- Introduced by Goldman Sachs, FAAMG is the acronym for the five top-performing tech stocks in the market: Facebook, Amazon, Apple, Microsoft and Google. The acronym GAFAM may also be used in reference to these companies.
- This is the acronym for the stocks of five major American technology companies: Facebook, Amazon, Apple, Netflix and Alphabet's Google. The term was originally FANG (Facebook, Amazon, Netflix and Google). The second "A" in FAANG for Apple was added in 2017.
How is Big Tech dominating the market?
Over the past 20 years, Big Tech companies have grown significantly. Because of their technology, most of them dominate their respective markets.
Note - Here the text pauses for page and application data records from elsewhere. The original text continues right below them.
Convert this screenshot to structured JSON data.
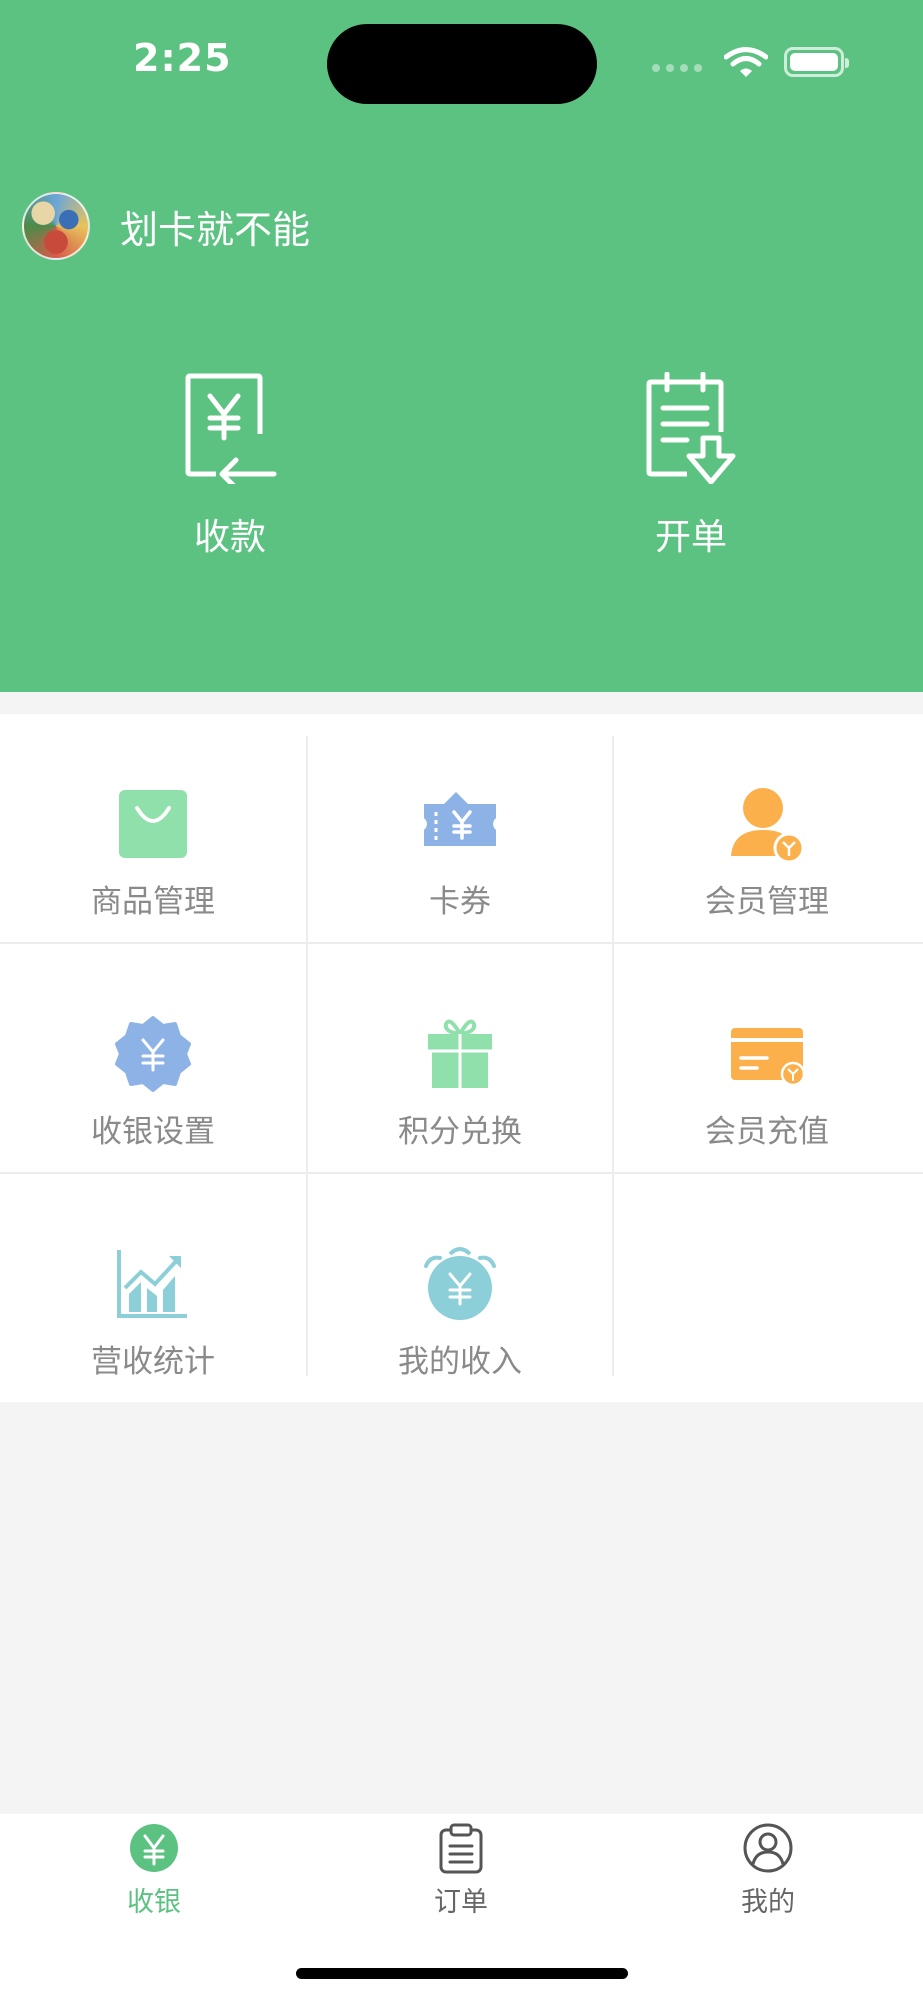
{
  "status_bar": {
    "time": "2:25"
  },
  "user": {
    "name": "划卡就不能"
  },
  "actions": [
    {
      "label": "收款",
      "icon": "receive-payment-icon"
    },
    {
      "label": "开单",
      "icon": "create-order-icon"
    }
  ],
  "grid": [
    {
      "label": "商品管理",
      "icon": "shopping-bag-icon",
      "color": "#8fe0ab"
    },
    {
      "label": "卡券",
      "icon": "coupon-ticket-icon",
      "color": "#8cb2e6"
    },
    {
      "label": "会员管理",
      "icon": "member-icon",
      "color": "#fbb04b"
    },
    {
      "label": "收银设置",
      "icon": "cashier-settings-icon",
      "color": "#8cb2e6"
    },
    {
      "label": "积分兑换",
      "icon": "gift-icon",
      "color": "#8fe0ab"
    },
    {
      "label": "会员充值",
      "icon": "card-recharge-icon",
      "color": "#fbb04b"
    },
    {
      "label": "营收统计",
      "icon": "revenue-chart-icon",
      "color": "#8ccfd9"
    },
    {
      "label": "我的收入",
      "icon": "income-alarm-icon",
      "color": "#8ccfd9"
    }
  ],
  "tabs": [
    {
      "label": "收银",
      "icon": "cashier-tab-icon",
      "active": true
    },
    {
      "label": "订单",
      "icon": "clipboard-tab-icon",
      "active": false
    },
    {
      "label": "我的",
      "icon": "profile-tab-icon",
      "active": false
    }
  ],
  "colors": {
    "primary": "#5cc282",
    "background": "#f4f4f4"
  }
}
They've changed the way businesses and individuals use technology in their everyday lives as hundreds of millions of people worldwide use and rely on their products and services. Tech giants continue to dominate because they understand their markets and their customers' needs, and they deliver products that ensure customer satisfaction.
Controversies and Big Tech
In January 2020, Big Tech companies became the center of an antitrust investigation by the United States House Judiciary Subcommittee on Antitrust, Commercial and Administrative Law. In January 2021, the committee published a report stating that Apple, Amazon, Facebook and Google are each using antitrust methods to dominate their respective markets. The report suggested that tech giants are using the large amounts of consumer and business data they've accumulated to maintain their monopoly position, gain an advantage in the markets for new products, stifle innovation by rivals and push out competitors completely. The report concluded that corrective action, including the possibility of dividing these companies, be implemented through legal action taken by the Department of Justice (DOJ) or legislation implemented by Congress.
For their part and as of this writing, the top tech executives of Amazon, Apple, Facebook and Google have denied engaging in any anti-competitive behavior.
For its part, the European Union (EU) has also taken an interest in Big Tech and antitrust violations. In June 2020, the EU began two antitrust investigations into Apple's conduct regarding the company's music and book streaming services, as well as its mobile payment service. The EU alleges the company uses its monopoly to stifle competition and manipulate financial markets.
Big Tech and regulation
Governments have long discussed the possibility and merit of regulation for Big Tech companies. The three major areas seen as in need of regulation are the following:
- Safety concerns include product development and business models, such as the development of facial recognition software and algorithms that amplify harmful content.
- Competition, as discussed previously, is a concern as the monopoly of these companies has prevented the creation of possible alternatives. Most of the discussions around competition and antitrust involve splitting up companies to create a more distributed playing field.
- Privacy has been a major concern as scandals such as Cambridge Analytica have surfaced over the years. As tech companies gather personal data without restrictions, the concern over how they can exploit the data grows. Polices such as the EU's General Data Protection Regulation (GDPR) and the California Consumer Privacy Act (CCPA) have ensured that consumers can opt out of data usage.